WHAT THE TASK ASKS
For each line below that contains the word "this", return that line.

#### GIVEN DATA

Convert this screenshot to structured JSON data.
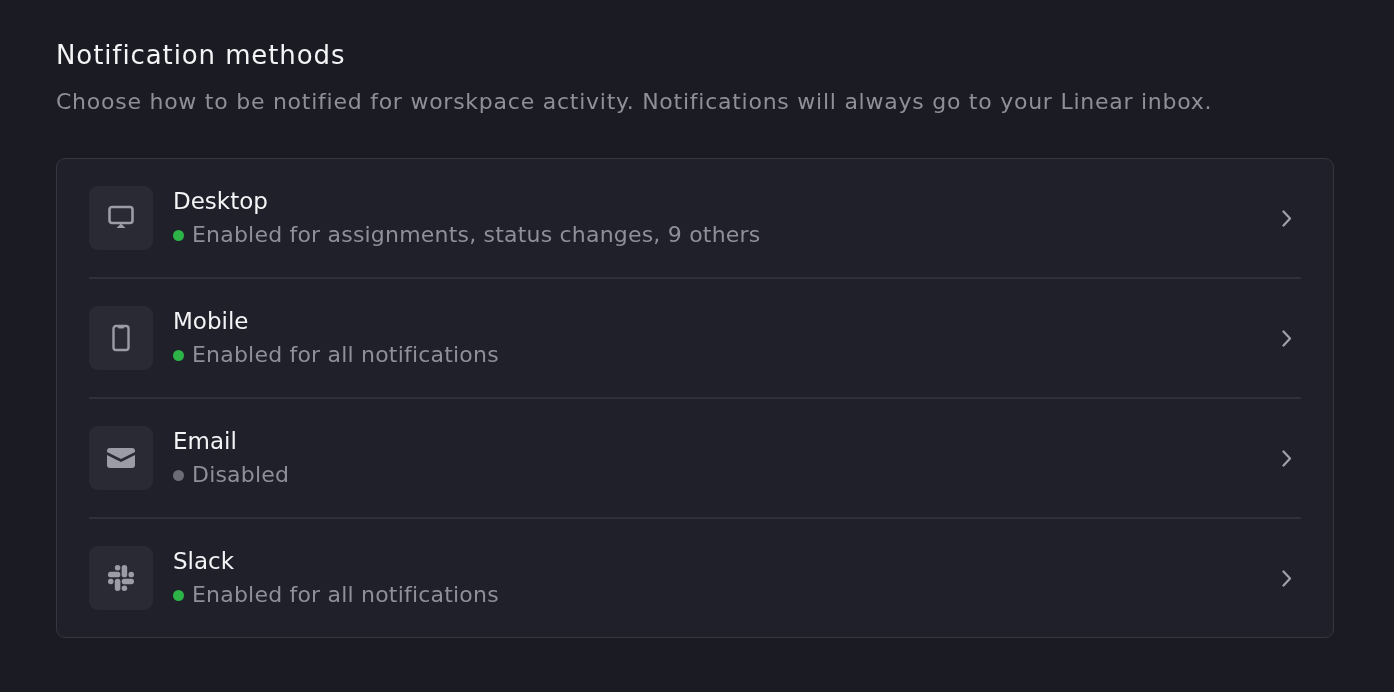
{
  "section": {
    "title": "Notification methods",
    "description": "Choose how to be notified for worskpace activity. Notifications will always go to your Linear inbox."
  },
  "methods": [
    {
      "kind": "desktop",
      "title": "Desktop",
      "status": "Enabled for assignments, status changes, 9 others",
      "color": "#2eb347"
    },
    {
      "kind": "mobile",
      "title": "Mobile",
      "status": "Enabled for all notifications",
      "color": "#2eb347"
    },
    {
      "kind": "email",
      "title": "Email",
      "status": "Disabled",
      "color": "#6c6c76"
    },
    {
      "kind": "slack",
      "title": "Slack",
      "status": "Enabled for all notifications",
      "color": "#2eb347"
    }
  ]
}
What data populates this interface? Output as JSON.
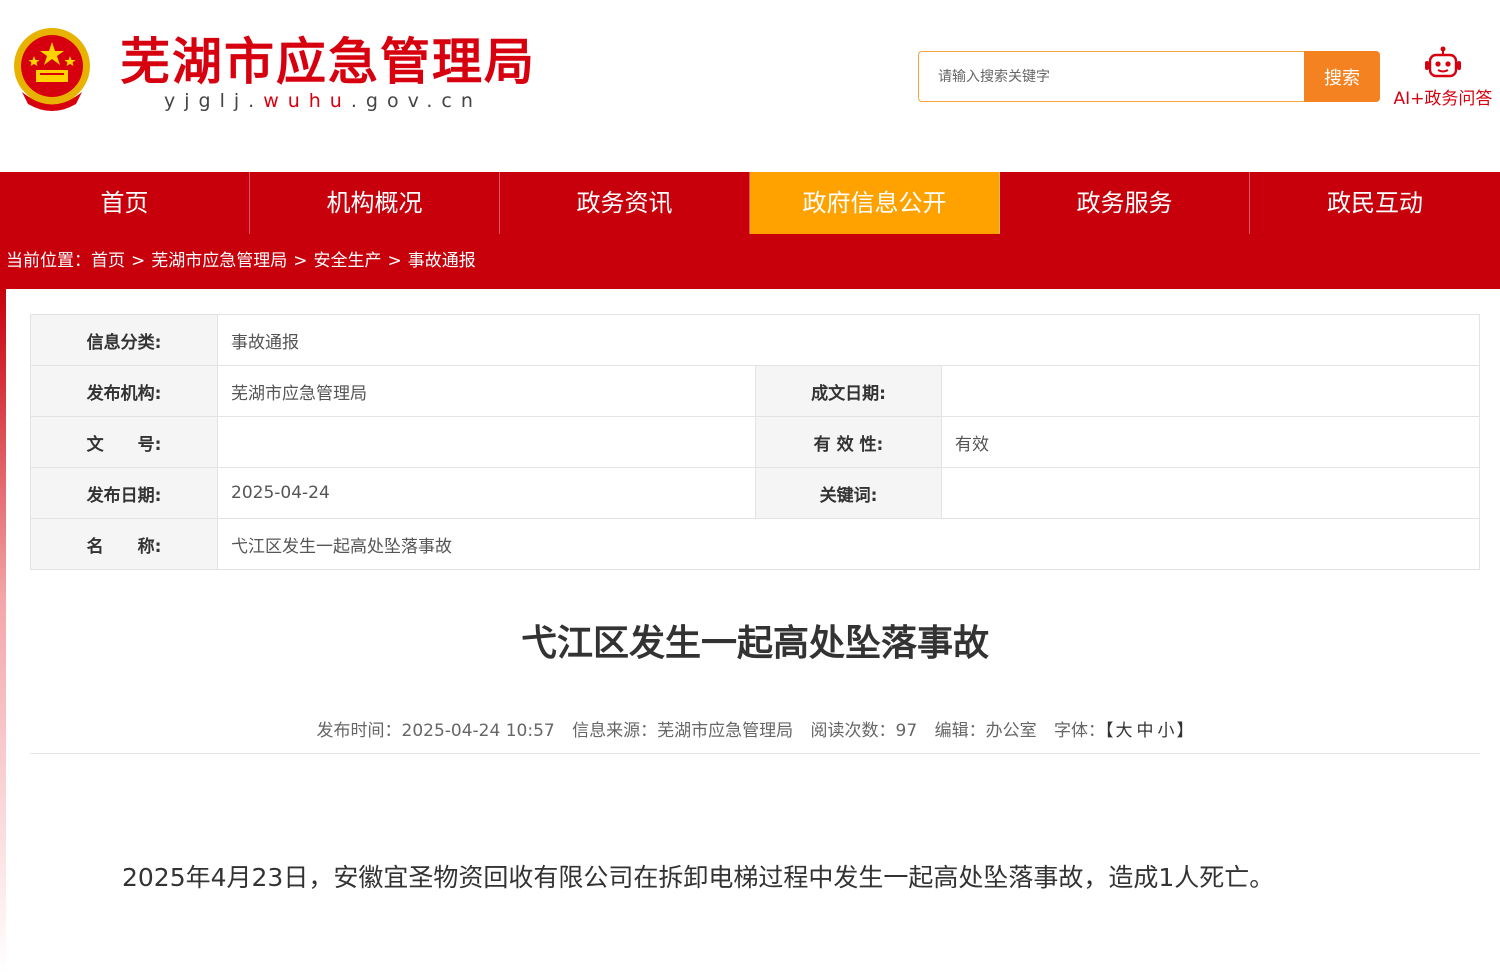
{
  "header": {
    "site_title": "芜湖市应急管理局",
    "domain_dark_1": "yjglj.",
    "domain_red": "wuhu",
    "domain_dark_2": ".gov.cn",
    "search_placeholder": "请输入搜索关键字",
    "search_button": "搜索",
    "ai_label": "AI+政务问答"
  },
  "nav": {
    "items": [
      {
        "label": "首页",
        "active": false
      },
      {
        "label": "机构概况",
        "active": false
      },
      {
        "label": "政务资讯",
        "active": false
      },
      {
        "label": "政府信息公开",
        "active": true
      },
      {
        "label": "政务服务",
        "active": false
      },
      {
        "label": "政民互动",
        "active": false
      }
    ]
  },
  "breadcrumb": {
    "prefix": "当前位置：",
    "items": [
      "首页",
      "芜湖市应急管理局",
      "安全生产",
      "事故通报"
    ],
    "separator": ">"
  },
  "info": {
    "category_label": "信息分类:",
    "category_value": "事故通报",
    "publisher_label": "发布机构:",
    "publisher_value": "芜湖市应急管理局",
    "written_date_label": "成文日期:",
    "written_date_value": "",
    "doc_no_label": "文　　号:",
    "doc_no_value": "",
    "validity_label": "有 效 性:",
    "validity_value": "有效",
    "publish_date_label": "发布日期:",
    "publish_date_value": "2025-04-24",
    "keywords_label": "关键词:",
    "keywords_value": "",
    "name_label": "名　　称:",
    "name_value": "弋江区发生一起高处坠落事故"
  },
  "article": {
    "title": "弋江区发生一起高处坠落事故",
    "meta_time": "发布时间：2025-04-24 10:57",
    "meta_source": "信息来源：芜湖市应急管理局",
    "meta_reads": "阅读次数：97",
    "meta_editor": "编辑：办公室",
    "meta_font_label": "字体：",
    "font_open": "【",
    "font_large": "大",
    "font_medium": "中",
    "font_small": "小",
    "font_close": "】",
    "body": "2025年4月23日，安徽宜圣物资回收有限公司在拆卸电梯过程中发生一起高处坠落事故，造成1人死亡。"
  },
  "colors": {
    "brand_red": "#c7000b",
    "title_red": "#d7000f",
    "active_orange": "#ffa200",
    "search_orange": "#f58220"
  }
}
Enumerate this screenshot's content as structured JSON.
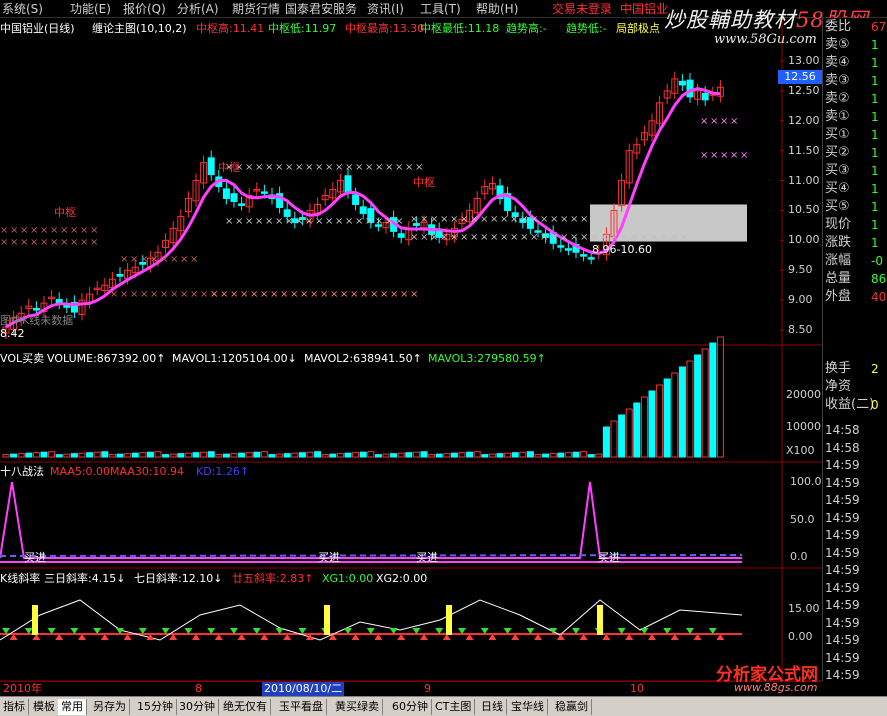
{
  "menu": {
    "items": [
      "系统(S)",
      "功能(E)",
      "报价(Q)",
      "分析(A)",
      "期货行情",
      "国泰君安服务",
      "资讯(I)",
      "工具(T)",
      "帮助(H)"
    ],
    "status": "交易未登录",
    "stock_short": "中国铝业"
  },
  "watermark": {
    "brand": "炒股輔助教材",
    "site": "58股网",
    "url": "www.58Gu.com"
  },
  "main_chart": {
    "title": "中国铝业(日线)",
    "indicator": "缠论主图(10,10,2)",
    "labels": [
      {
        "text": "中枢高:11.41",
        "color": "#ff3030"
      },
      {
        "text": "中枢低:11.97",
        "color": "#30ff30"
      },
      {
        "text": "中枢最高:13.30",
        "color": "#ff3030"
      },
      {
        "text": "中枢最低:11.18",
        "color": "#30ff30"
      },
      {
        "text": "趋势高:-",
        "color": "#30ff30"
      },
      {
        "text": "趋势低:-",
        "color": "#30ff30"
      },
      {
        "text": "局部极点",
        "color": "#ffff40"
      }
    ],
    "zone_labels": [
      "中枢",
      "中枢",
      "中枢"
    ],
    "range_label": "8.96-10.60",
    "low_label": "8.42",
    "footnote": "图中K线未数据",
    "y_ticks": [
      "13.00",
      "12.50",
      "12.00",
      "11.50",
      "11.00",
      "10.50",
      "10.00",
      "9.50",
      "9.00",
      "8.50"
    ],
    "current_price": "12.56"
  },
  "volume_panel": {
    "labels": [
      {
        "text": "VOL买卖",
        "color": "#ffffff"
      },
      {
        "text": "VOLUME:867392.00↑",
        "color": "#ffffff"
      },
      {
        "text": "MAVOL1:1205104.00↓",
        "color": "#ffffff"
      },
      {
        "text": "MAVOL2:638941.50↑",
        "color": "#ffffff"
      },
      {
        "text": "MAVOL3:279580.59↑",
        "color": "#30ff30"
      }
    ],
    "y_ticks": [
      "20000",
      "10000",
      "X100"
    ]
  },
  "strategy_panel": {
    "labels": [
      {
        "text": "十八战法",
        "color": "#ffffff"
      },
      {
        "text": "MAA5:0.00",
        "color": "#ff3030"
      },
      {
        "text": "MAA30:10.94",
        "color": "#ff3030"
      },
      {
        "text": "KD:1.26↑",
        "color": "#4040ff"
      }
    ],
    "buy_labels": [
      "买进",
      "买进",
      "买进",
      "买进"
    ],
    "y_ticks": [
      "100.0",
      "50.0",
      "0.0"
    ]
  },
  "slope_panel": {
    "labels": [
      {
        "text": "K线斜率",
        "color": "#ffffff"
      },
      {
        "text": "三日斜率:4.15↓",
        "color": "#ffffff"
      },
      {
        "text": "七日斜率:12.10↓",
        "color": "#ffffff"
      },
      {
        "text": "廿五斜率:2.83↑",
        "color": "#ff3030"
      },
      {
        "text": "XG1:0.00",
        "color": "#30ff30"
      },
      {
        "text": "XG2:0.00",
        "color": "#ffffff"
      }
    ],
    "y_ticks": [
      "15.00",
      "0.00"
    ]
  },
  "quote_panel": {
    "top_label": "委比",
    "top_value": "67",
    "rows": [
      {
        "label": "卖⑤",
        "value": "1"
      },
      {
        "label": "卖④",
        "value": "1"
      },
      {
        "label": "卖③",
        "value": "1"
      },
      {
        "label": "卖②",
        "value": "1"
      },
      {
        "label": "卖①",
        "value": "1"
      },
      {
        "label": "买①",
        "value": "1"
      },
      {
        "label": "买②",
        "value": "1"
      },
      {
        "label": "买③",
        "value": "1"
      },
      {
        "label": "买④",
        "value": "1"
      },
      {
        "label": "买⑤",
        "value": "1"
      },
      {
        "label": "现价",
        "value": "1"
      },
      {
        "label": "涨跌",
        "value": "1"
      },
      {
        "label": "涨幅",
        "value": "-0"
      },
      {
        "label": "总量",
        "value": "86"
      },
      {
        "label": "外盘",
        "value": "40"
      }
    ],
    "rows2": [
      {
        "label": "换手",
        "value": "2"
      },
      {
        "label": "净资",
        "value": ""
      },
      {
        "label": "收益(二)",
        "value": "0"
      }
    ],
    "times": [
      "14:58",
      "14:58",
      "14:59",
      "14:59",
      "14:59",
      "14:59",
      "14:59",
      "14:59",
      "14:59",
      "14:59",
      "14:59",
      "14:59",
      "14:59",
      "14:59",
      "14:59",
      "14:59"
    ]
  },
  "date_axis": {
    "labels": [
      "2010年",
      "8",
      "2010/08/10/二",
      "9",
      "10"
    ]
  },
  "tabs": [
    "指标",
    "模板",
    "常用",
    "另存为",
    "15分钟",
    "30分钟",
    "绝无仅有",
    "玉平看盘",
    "黄买绿卖",
    "60分钟",
    "CT主图",
    "日线",
    "宝华线",
    "稳赢剑"
  ],
  "logo": {
    "text": "分析家公式网",
    "url": "www.88gs.com"
  },
  "colors": {
    "up": "#ff3030",
    "down": "#00ffff",
    "ma": "#ff40ff",
    "bg": "#000000"
  }
}
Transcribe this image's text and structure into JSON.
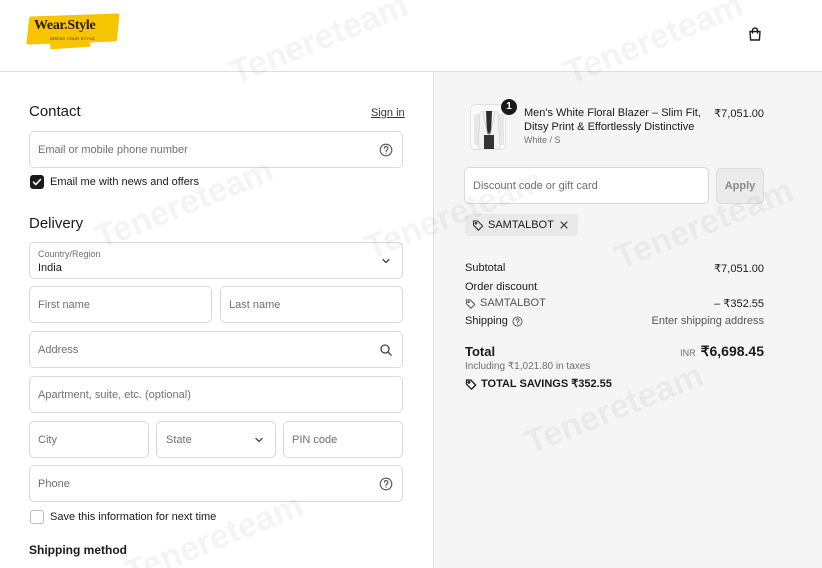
{
  "header": {
    "logo_text": "Wear.Style",
    "logo_tagline": "DRESS YOUR STYLE",
    "cart_icon": "shopping-bag-icon"
  },
  "contact": {
    "heading": "Contact",
    "sign_in_label": "Sign in",
    "email_placeholder": "Email or mobile phone number",
    "newsletter_label": "Email me with news and offers",
    "newsletter_checked": true
  },
  "delivery": {
    "heading": "Delivery",
    "country_label": "Country/Region",
    "country_value": "India",
    "first_name_placeholder": "First name",
    "last_name_placeholder": "Last name",
    "address_placeholder": "Address",
    "apartment_placeholder": "Apartment, suite, etc. (optional)",
    "city_placeholder": "City",
    "state_placeholder": "State",
    "pin_placeholder": "PIN code",
    "phone_placeholder": "Phone",
    "save_info_label": "Save this information for next time",
    "save_info_checked": false
  },
  "shipping_method": {
    "heading": "Shipping method"
  },
  "order": {
    "product": {
      "name": "Men's White Floral Blazer – Slim Fit, Ditsy Print & Effortlessly Distinctive",
      "variant": "White / S",
      "price": "₹7,051.00",
      "quantity": "1"
    },
    "discount_placeholder": "Discount code or gift card",
    "apply_label": "Apply",
    "applied_code": "SAMTALBOT",
    "subtotal_label": "Subtotal",
    "subtotal_value": "₹7,051.00",
    "order_discount_label": "Order discount",
    "discount_code": "SAMTALBOT",
    "discount_value": "– ₹352.55",
    "shipping_label": "Shipping",
    "shipping_value": "Enter shipping address",
    "total_label": "Total",
    "currency": "INR",
    "total_value": "₹6,698.45",
    "taxes_note": "Including ₹1,021.80 in taxes",
    "savings_label": "TOTAL SAVINGS ₹352.55"
  },
  "watermark": "Tenereteam"
}
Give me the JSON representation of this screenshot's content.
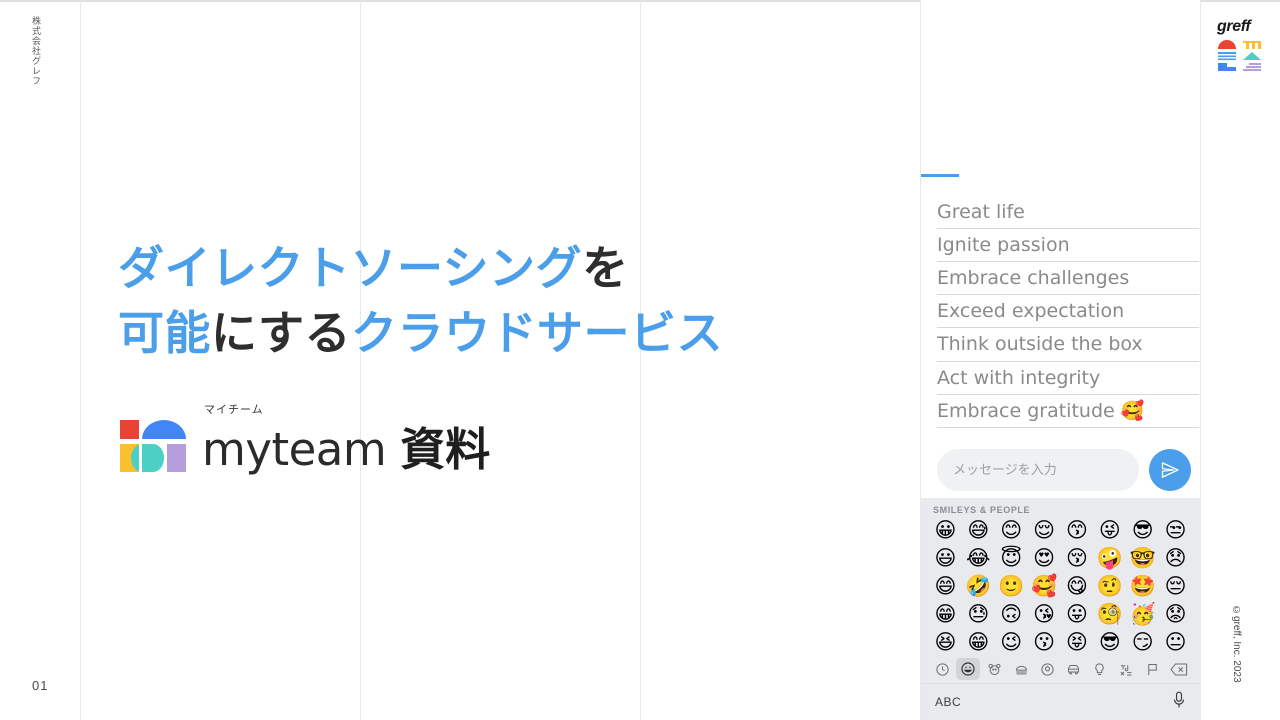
{
  "slide": {
    "company_vertical": "株式会社グレフ",
    "page_number": "01",
    "copyright": "©greff, Inc. 2023",
    "brand_wordmark": "greff",
    "accent_blue": "#4a9eea",
    "text_dark": "#2e2e2e"
  },
  "headline": {
    "line1_blue_a": "ダイレクトソーシング",
    "line1_dark_b": "を",
    "line2_blue_a": "可能",
    "line2_dark_b": "にする",
    "line2_blue_c": "クラウドサービス"
  },
  "product_logo": {
    "furigana": "マイチーム",
    "wordmark": "myteam",
    "suffix": "資料",
    "mark_colors": {
      "red": "#ea4335",
      "yellow": "#fbc02d",
      "blue": "#4285f4",
      "teal": "#4dd0c4",
      "purple": "#b39ddb"
    }
  },
  "chat_panel": {
    "values": [
      "Great life",
      "Ignite passion",
      "Embrace challenges",
      "Exceed expectation",
      "Think outside the box",
      "Act with integrity",
      "Embrace gratitude 🥰"
    ],
    "input_placeholder": "メッセージを入力",
    "input_value": "",
    "send_icon": "paper-plane-icon"
  },
  "emoji_keyboard": {
    "section_title": "SMILEYS & PEOPLE",
    "rows": [
      [
        "😀",
        "😅",
        "😊",
        "😌",
        "😙",
        "😜",
        "😎",
        "😒"
      ],
      [
        "😃",
        "😂",
        "😇",
        "😍",
        "😚",
        "🤪",
        "🤓",
        "😞"
      ],
      [
        "😄",
        "🤣",
        "🙂",
        "🥰",
        "😋",
        "🤨",
        "🤩",
        "😔"
      ],
      [
        "😁",
        "😓",
        "🙃",
        "😘",
        "😛",
        "🧐",
        "🥳",
        "😟"
      ],
      [
        "😆",
        "😁",
        "😉",
        "😗",
        "😝",
        "😎",
        "😏",
        "😐"
      ]
    ],
    "categories": [
      {
        "name": "recent-icon",
        "glyph": "🕐",
        "active": false
      },
      {
        "name": "smileys-icon",
        "glyph": "😀",
        "active": true
      },
      {
        "name": "animals-icon",
        "glyph": "🐻",
        "active": false
      },
      {
        "name": "food-icon",
        "glyph": "🍔",
        "active": false
      },
      {
        "name": "activity-icon",
        "glyph": "⚽",
        "active": false
      },
      {
        "name": "travel-icon",
        "glyph": "🚗",
        "active": false
      },
      {
        "name": "objects-icon",
        "glyph": "💡",
        "active": false
      },
      {
        "name": "symbols-icon",
        "glyph": "🔣",
        "active": false
      },
      {
        "name": "flags-icon",
        "glyph": "🏳",
        "active": false
      },
      {
        "name": "backspace-icon",
        "glyph": "⌫",
        "active": false
      }
    ],
    "abc_label": "ABC",
    "mic_icon": "microphone-icon"
  }
}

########

WRITTEN RESPONSE
Convert this screenshot to structured JSON data.
What data populates this interface? Output as JSON.
Enumerate this screenshot's content as structured JSON.
Transcribe this image's text and structure into JSON.
    "save_info_label": "Save this information for next time",
Give me the JSON representation of this screenshot's content.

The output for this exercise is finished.